Please output the listing below character for character and omit the images.

### EXTRACTED RECORDS
---*---

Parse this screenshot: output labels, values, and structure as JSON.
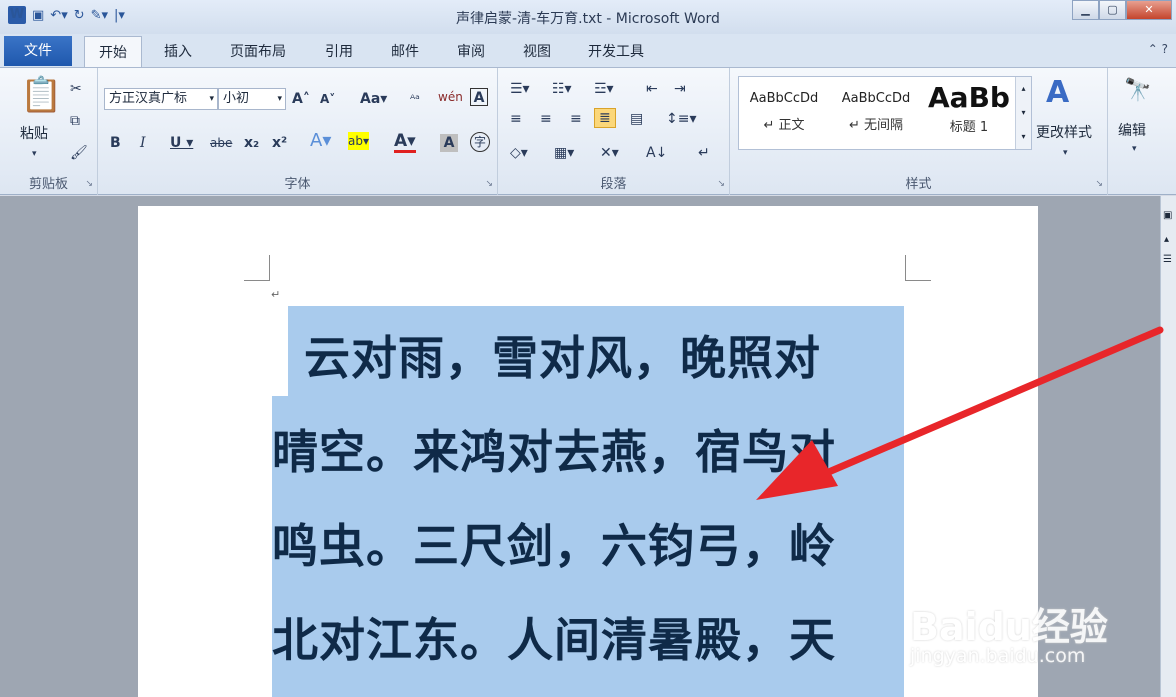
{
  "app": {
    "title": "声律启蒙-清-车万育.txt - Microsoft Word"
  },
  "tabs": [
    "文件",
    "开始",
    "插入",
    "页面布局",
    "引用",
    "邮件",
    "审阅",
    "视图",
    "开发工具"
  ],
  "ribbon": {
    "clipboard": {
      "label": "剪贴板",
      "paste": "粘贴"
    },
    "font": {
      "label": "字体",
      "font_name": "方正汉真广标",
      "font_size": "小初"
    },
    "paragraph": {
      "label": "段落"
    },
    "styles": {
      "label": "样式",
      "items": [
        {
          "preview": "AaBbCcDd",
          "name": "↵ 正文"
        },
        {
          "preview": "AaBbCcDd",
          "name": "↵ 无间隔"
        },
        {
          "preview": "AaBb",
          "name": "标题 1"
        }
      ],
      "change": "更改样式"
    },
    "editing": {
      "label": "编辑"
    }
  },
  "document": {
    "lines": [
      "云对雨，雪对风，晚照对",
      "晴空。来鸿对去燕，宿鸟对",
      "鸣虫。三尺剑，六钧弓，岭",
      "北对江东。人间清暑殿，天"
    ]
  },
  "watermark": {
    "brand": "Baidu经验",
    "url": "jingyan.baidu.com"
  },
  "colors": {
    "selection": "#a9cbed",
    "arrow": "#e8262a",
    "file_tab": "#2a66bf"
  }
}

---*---

### PROBLEM SOLUTION
Parse this screenshot: output labels, values, and structure as JSON.
{
  "app": {
    "title": "声律启蒙-清-车万育.txt - Microsoft Word"
  },
  "tabs": [
    "文件",
    "开始",
    "插入",
    "页面布局",
    "引用",
    "邮件",
    "审阅",
    "视图",
    "开发工具"
  ],
  "ribbon": {
    "clipboard": {
      "label": "剪贴板",
      "paste": "粘贴"
    },
    "font": {
      "label": "字体",
      "font_name": "方正汉真广标",
      "font_size": "小初"
    },
    "paragraph": {
      "label": "段落"
    },
    "styles": {
      "label": "样式",
      "items": [
        {
          "preview": "AaBbCcDd",
          "name": "↵ 正文"
        },
        {
          "preview": "AaBbCcDd",
          "name": "↵ 无间隔"
        },
        {
          "preview": "AaBb",
          "name": "标题 1"
        }
      ],
      "change": "更改样式"
    },
    "editing": {
      "label": "编辑"
    }
  },
  "document": {
    "lines": [
      "云对雨，雪对风，晚照对",
      "晴空。来鸿对去燕，宿鸟对",
      "鸣虫。三尺剑，六钧弓，岭",
      "北对江东。人间清暑殿，天"
    ]
  },
  "watermark": {
    "brand": "Baidu经验",
    "url": "jingyan.baidu.com"
  },
  "colors": {
    "selection": "#a9cbed",
    "arrow": "#e8262a",
    "file_tab": "#2a66bf"
  }
}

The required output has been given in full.